Sueños con Fiber/Timber, Earth/Concrete

Grupo Mota-Engil and MIT Norman B. Leventhal Center for Advanced Urbanism Installation

Dreams of Earth

3D-printed clay blocks vault between precast concrete beams as lost formwork that enables the casting of a topping slab. The geometric flexibility of 3D-printing facilitates the production of mass customized ceramic block elements tailored to available materials and building design. Clay blocks are produced with local ceramic manufacturers using conventional clays and firing processes. The blocks themselves are lightweight and are optimized to minimize material usage and fabrication time.

The use of tepetate, a local soil with high contents of clay, allows for fabricating compressed, sun-dried blocks that constitute the pavilion walls. This affordable, low-carbon solution, which has been successfully applied in the construction of housing communities around Mexico for more than 30 years, is reinterpreted here with a post-tensioning system that allows for assembly and disassembly.


1. Curth, A., Brodesser, T., Sass, L. and Mueller, C. “Multi-objective optimization of vaults 3D printed without formwork,” Proceedings of the International Association for Shell and Spatial Structures (IASS) Symposium 2020/2021, Surrey, UK 2021.

2. A. Curth, B. Darweesh, L. Arja, and R. Rael, “Advances in 3D printed earth architecture: On-site prototyping with local materials,” presented at the BE-AM| Built Environment - Additive Manufacturing, TU Darmstadt, 2020.

3. A. Curth and A. Hartwell, T. Brodesser, and C. Mueller, "Parametric waffle slabs: Optimal geometry materialized with additive construction," Sept. 2022.



Prototypes are printed to calibrate the clay mixture, layer height and print speed for the bovedillas.
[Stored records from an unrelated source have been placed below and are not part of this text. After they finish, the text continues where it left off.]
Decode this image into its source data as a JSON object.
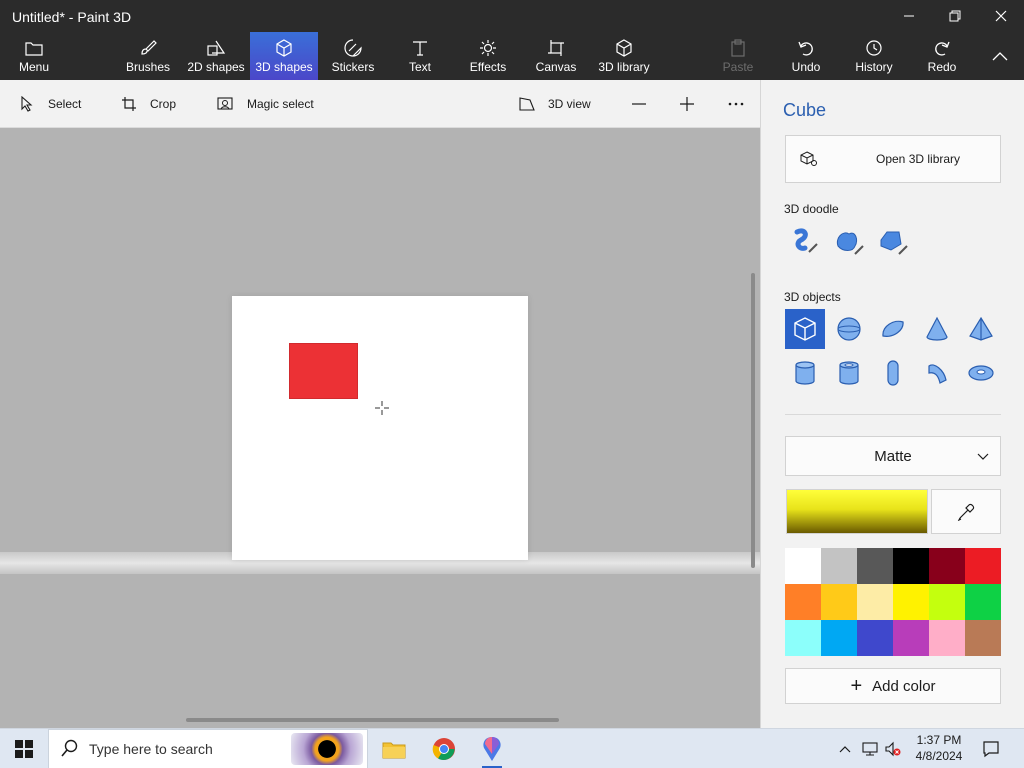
{
  "window": {
    "title": "Untitled* - Paint 3D",
    "minimize": "minimize-icon",
    "restore": "restore-icon",
    "close": "close-icon"
  },
  "ribbon": {
    "menu": "Menu",
    "items": [
      {
        "label": "Brushes",
        "icon": "brush-icon"
      },
      {
        "label": "2D shapes",
        "icon": "2d-shapes-icon"
      },
      {
        "label": "3D shapes",
        "icon": "3d-shapes-icon",
        "active": true
      },
      {
        "label": "Stickers",
        "icon": "stickers-icon"
      },
      {
        "label": "Text",
        "icon": "text-icon"
      },
      {
        "label": "Effects",
        "icon": "effects-icon"
      },
      {
        "label": "Canvas",
        "icon": "canvas-icon"
      },
      {
        "label": "3D library",
        "icon": "3d-library-icon"
      }
    ],
    "paste": "Paste",
    "undo": "Undo",
    "history": "History",
    "redo": "Redo"
  },
  "toolbar": {
    "select": "Select",
    "crop": "Crop",
    "magic_select": "Magic select",
    "view_3d": "3D view"
  },
  "panel": {
    "title": "Cube",
    "open_library": "Open 3D library",
    "doodle_label": "3D doodle",
    "objects_label": "3D objects",
    "material": "Matte",
    "current_color": "#f5ef20",
    "add_color": "Add color",
    "palette": [
      "#ffffff",
      "#c3c3c3",
      "#585858",
      "#000000",
      "#88001b",
      "#ec1c24",
      "#ff7f27",
      "#ffca18",
      "#fdeca6",
      "#fff200",
      "#c4ff0e",
      "#0ed145",
      "#8cfffb",
      "#00a8f3",
      "#3f48cc",
      "#b83dba",
      "#ffaec8",
      "#b97a56"
    ]
  },
  "taskbar": {
    "search_placeholder": "Type here to search",
    "time": "1:37 PM",
    "date": "4/8/2024"
  }
}
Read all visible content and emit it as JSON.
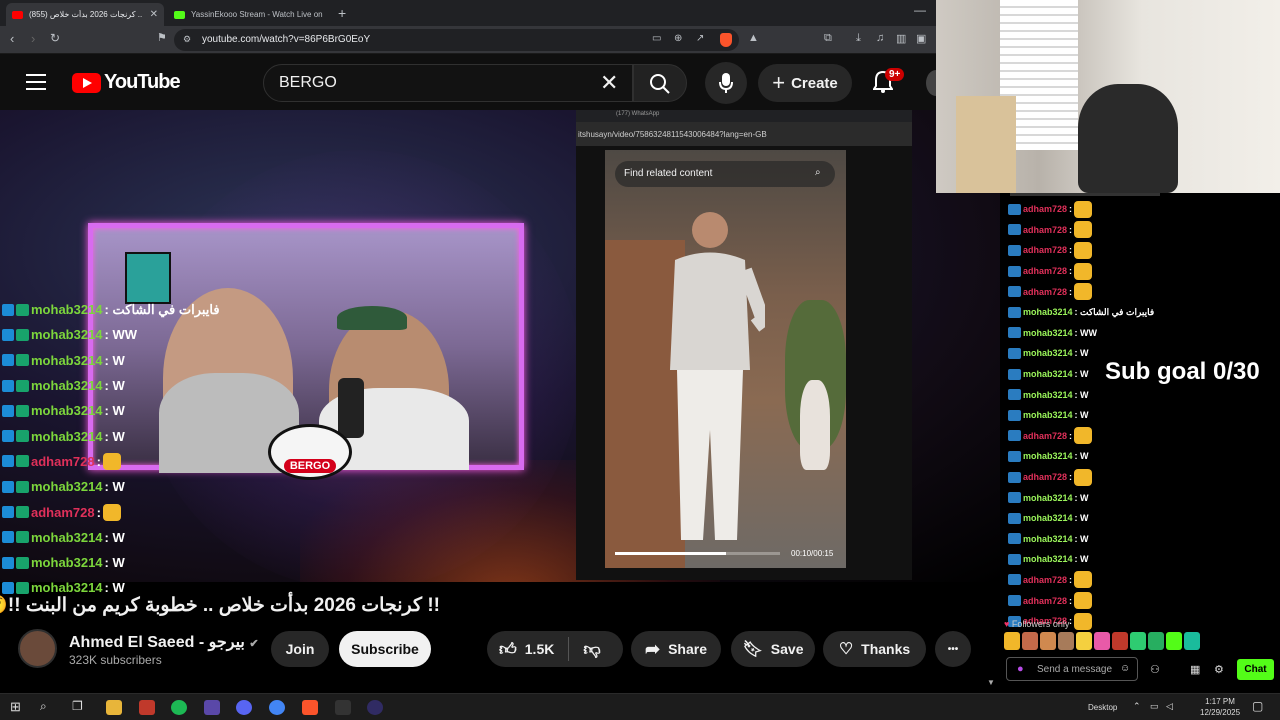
{
  "browser": {
    "tabs": [
      {
        "label": "(855) كرنجات 2026 بدأت خلاص ..",
        "active": true
      },
      {
        "label": "YassinEkooo Stream - Watch Live on",
        "active": false
      }
    ],
    "new_tab": "+",
    "minimize": "—",
    "address": "youtube.com/watch?v=86P6BrG0EoY"
  },
  "masthead": {
    "logo_text": "YouTube",
    "search_value": "BERGO",
    "create_label": "Create",
    "notification_badge": "9+"
  },
  "stream": {
    "bergo_tag": "BERGO",
    "shared_tab": "(177) WhatsApp",
    "shared_url": "itshusayn/video/7586324811543006484?lang=en-GB",
    "find_related": "Find related content",
    "tiktok_time": "00:10/00:15",
    "tiktok_progress": 0.67,
    "chat": [
      {
        "user": "mohab3214",
        "msg": ": فايبرات في الشاكت",
        "color": "#7cd63c"
      },
      {
        "user": "mohab3214",
        "msg": ": WW",
        "color": "#7cd63c"
      },
      {
        "user": "mohab3214",
        "msg": ": W",
        "color": "#7cd63c"
      },
      {
        "user": "mohab3214",
        "msg": ": W",
        "color": "#7cd63c"
      },
      {
        "user": "mohab3214",
        "msg": ": W",
        "color": "#7cd63c"
      },
      {
        "user": "mohab3214",
        "msg": ": W",
        "color": "#7cd63c"
      },
      {
        "user": "adham728",
        "msg": ":",
        "color": "#e0305a"
      },
      {
        "user": "mohab3214",
        "msg": ": W",
        "color": "#7cd63c"
      },
      {
        "user": "adham728",
        "msg": ":",
        "color": "#e0305a"
      },
      {
        "user": "mohab3214",
        "msg": ": W",
        "color": "#7cd63c"
      },
      {
        "user": "mohab3214",
        "msg": ": W",
        "color": "#7cd63c"
      },
      {
        "user": "mohab3214",
        "msg": ": W",
        "color": "#7cd63c"
      }
    ]
  },
  "video": {
    "title": "!! كرنجات 2026 بدأت خلاص .. خطوبة كريم من البنت !!😲",
    "owner": "Ahmed El Saeed - بيرجو",
    "subscribers": "323K subscribers",
    "join_label": "Join",
    "subscribe_label": "Subscribe",
    "likes": "1.5K",
    "share_label": "Share",
    "save_label": "Save",
    "thanks_label": "Thanks",
    "more": "•••"
  },
  "side_chat": {
    "lines": [
      {
        "user": "adham728",
        "msg": ":",
        "color": "#e0305a",
        "emote": true
      },
      {
        "user": "adham728",
        "msg": ":",
        "color": "#e0305a",
        "emote": true
      },
      {
        "user": "adham728",
        "msg": ":",
        "color": "#e0305a",
        "emote": true
      },
      {
        "user": "adham728",
        "msg": ":",
        "color": "#e0305a",
        "emote": true
      },
      {
        "user": "adham728",
        "msg": ":",
        "color": "#e0305a",
        "emote": true
      },
      {
        "user": "mohab3214",
        "msg": ": فايبرات في الشاكت",
        "color": "#9bf55b",
        "emote": false
      },
      {
        "user": "mohab3214",
        "msg": ": WW",
        "color": "#9bf55b",
        "emote": false
      },
      {
        "user": "mohab3214",
        "msg": ": W",
        "color": "#9bf55b",
        "emote": false
      },
      {
        "user": "mohab3214",
        "msg": ": W",
        "color": "#9bf55b",
        "emote": false
      },
      {
        "user": "mohab3214",
        "msg": ": W",
        "color": "#9bf55b",
        "emote": false
      },
      {
        "user": "mohab3214",
        "msg": ": W",
        "color": "#9bf55b",
        "emote": false
      },
      {
        "user": "adham728",
        "msg": ":",
        "color": "#e0305a",
        "emote": true
      },
      {
        "user": "mohab3214",
        "msg": ": W",
        "color": "#9bf55b",
        "emote": false
      },
      {
        "user": "adham728",
        "msg": ":",
        "color": "#e0305a",
        "emote": true
      },
      {
        "user": "mohab3214",
        "msg": ": W",
        "color": "#9bf55b",
        "emote": false
      },
      {
        "user": "mohab3214",
        "msg": ": W",
        "color": "#9bf55b",
        "emote": false
      },
      {
        "user": "mohab3214",
        "msg": ": W",
        "color": "#9bf55b",
        "emote": false
      },
      {
        "user": "mohab3214",
        "msg": ": W",
        "color": "#9bf55b",
        "emote": false
      },
      {
        "user": "adham728",
        "msg": ":",
        "color": "#e0305a",
        "emote": true
      },
      {
        "user": "adham728",
        "msg": ":",
        "color": "#e0305a",
        "emote": true
      },
      {
        "user": "adham728",
        "msg": ":",
        "color": "#e0305a",
        "emote": true
      }
    ],
    "sub_goal": "Sub goal 0/30",
    "followers_only": "Followers only",
    "input_placeholder": "Send a message",
    "chat_button": "Chat"
  },
  "taskbar": {
    "desktop_label": "Desktop",
    "time": "1:17 PM",
    "date": "12/29/2025"
  },
  "colors": {
    "youtube_red": "#ff0000",
    "kick_green": "#53fc18",
    "cam_border": "#d86bef"
  }
}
Photo by Dinorah Martínez Schulte, 2022

3D printed bovedillas using a mixture of clay from Oaxaca and Zacatecas. Photo by Dinorah Martínez Schulte, 2022
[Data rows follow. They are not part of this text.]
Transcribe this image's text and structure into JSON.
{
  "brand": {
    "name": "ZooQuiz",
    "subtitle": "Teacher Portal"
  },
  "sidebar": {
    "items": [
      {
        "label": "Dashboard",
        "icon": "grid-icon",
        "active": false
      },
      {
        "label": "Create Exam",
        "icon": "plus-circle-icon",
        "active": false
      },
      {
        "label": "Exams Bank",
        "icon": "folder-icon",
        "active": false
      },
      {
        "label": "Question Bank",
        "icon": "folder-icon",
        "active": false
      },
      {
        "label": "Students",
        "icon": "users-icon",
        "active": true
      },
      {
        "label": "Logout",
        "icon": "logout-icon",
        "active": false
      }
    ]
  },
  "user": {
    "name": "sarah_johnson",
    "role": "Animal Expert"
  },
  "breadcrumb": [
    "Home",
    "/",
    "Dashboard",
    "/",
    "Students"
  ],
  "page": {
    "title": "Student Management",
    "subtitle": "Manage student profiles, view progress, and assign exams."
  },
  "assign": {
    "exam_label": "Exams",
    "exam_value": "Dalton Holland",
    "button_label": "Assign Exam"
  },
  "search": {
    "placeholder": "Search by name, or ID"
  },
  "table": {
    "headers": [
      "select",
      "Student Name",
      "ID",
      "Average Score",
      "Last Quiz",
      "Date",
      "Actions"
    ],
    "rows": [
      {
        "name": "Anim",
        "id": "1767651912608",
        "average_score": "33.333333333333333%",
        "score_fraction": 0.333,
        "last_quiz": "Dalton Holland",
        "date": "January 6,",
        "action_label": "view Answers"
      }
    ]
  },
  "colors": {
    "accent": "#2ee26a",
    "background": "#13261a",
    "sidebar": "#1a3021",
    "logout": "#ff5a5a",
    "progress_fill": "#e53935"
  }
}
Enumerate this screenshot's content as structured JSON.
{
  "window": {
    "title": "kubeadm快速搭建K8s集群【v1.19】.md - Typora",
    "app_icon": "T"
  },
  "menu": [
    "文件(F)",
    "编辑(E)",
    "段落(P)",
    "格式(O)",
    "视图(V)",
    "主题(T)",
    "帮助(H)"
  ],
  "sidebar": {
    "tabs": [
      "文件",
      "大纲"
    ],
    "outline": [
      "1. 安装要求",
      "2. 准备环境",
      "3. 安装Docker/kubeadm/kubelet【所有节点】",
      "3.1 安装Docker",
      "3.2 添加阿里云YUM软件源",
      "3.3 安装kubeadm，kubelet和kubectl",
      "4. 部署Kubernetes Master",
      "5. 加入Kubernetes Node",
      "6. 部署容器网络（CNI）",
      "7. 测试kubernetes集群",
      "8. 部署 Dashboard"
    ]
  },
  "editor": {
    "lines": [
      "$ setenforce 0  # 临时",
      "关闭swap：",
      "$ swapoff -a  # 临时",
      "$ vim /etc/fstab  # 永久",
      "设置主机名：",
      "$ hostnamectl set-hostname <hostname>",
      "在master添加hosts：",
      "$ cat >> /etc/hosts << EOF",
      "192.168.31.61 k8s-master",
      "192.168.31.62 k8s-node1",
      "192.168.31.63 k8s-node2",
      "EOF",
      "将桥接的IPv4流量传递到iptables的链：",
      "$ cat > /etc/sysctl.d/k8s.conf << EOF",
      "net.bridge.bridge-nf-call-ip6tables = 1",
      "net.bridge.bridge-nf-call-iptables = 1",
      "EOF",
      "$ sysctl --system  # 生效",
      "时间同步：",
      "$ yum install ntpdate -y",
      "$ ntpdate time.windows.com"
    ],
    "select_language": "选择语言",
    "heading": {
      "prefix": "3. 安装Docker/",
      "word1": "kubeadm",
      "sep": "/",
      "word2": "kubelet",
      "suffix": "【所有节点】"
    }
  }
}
Production of bovedillas at Manufactura. Layers of clay are robotically extruded and then fired before they are transported to site. Photo by Dinorah Martínez Schulte, 2022

3D printed bovedilla after the firing process. Photo by Dinorah Martínez Schulte, 2022

Ecoblock wall system developed and constructed by ÉCHALE. Photo by Dinorah Martínez Schulte, 2022

Local tepetate, cement, lime, and water are mixed to form Ecoblocks. Photo by Kiley Feickert, 2022

3D printed ceramic bovedillas are installed between two shape-optimized viguetas. Photo by Dinorah Martínez Schulte, 2022

3D printed ceramic bovedillas span between shape-optimized viguetas to act as lost formwork for an in-situ topping slab. Photo by Dinorah Martínez Schulte, 2022

The geometry of the 3D printed ceramic bovedillas is precisely tuned to span between viguetas that vary in depth and width to minimize material consumption and emissions associated with both elements. Photo by Dinorah Martínez Schulte, 2022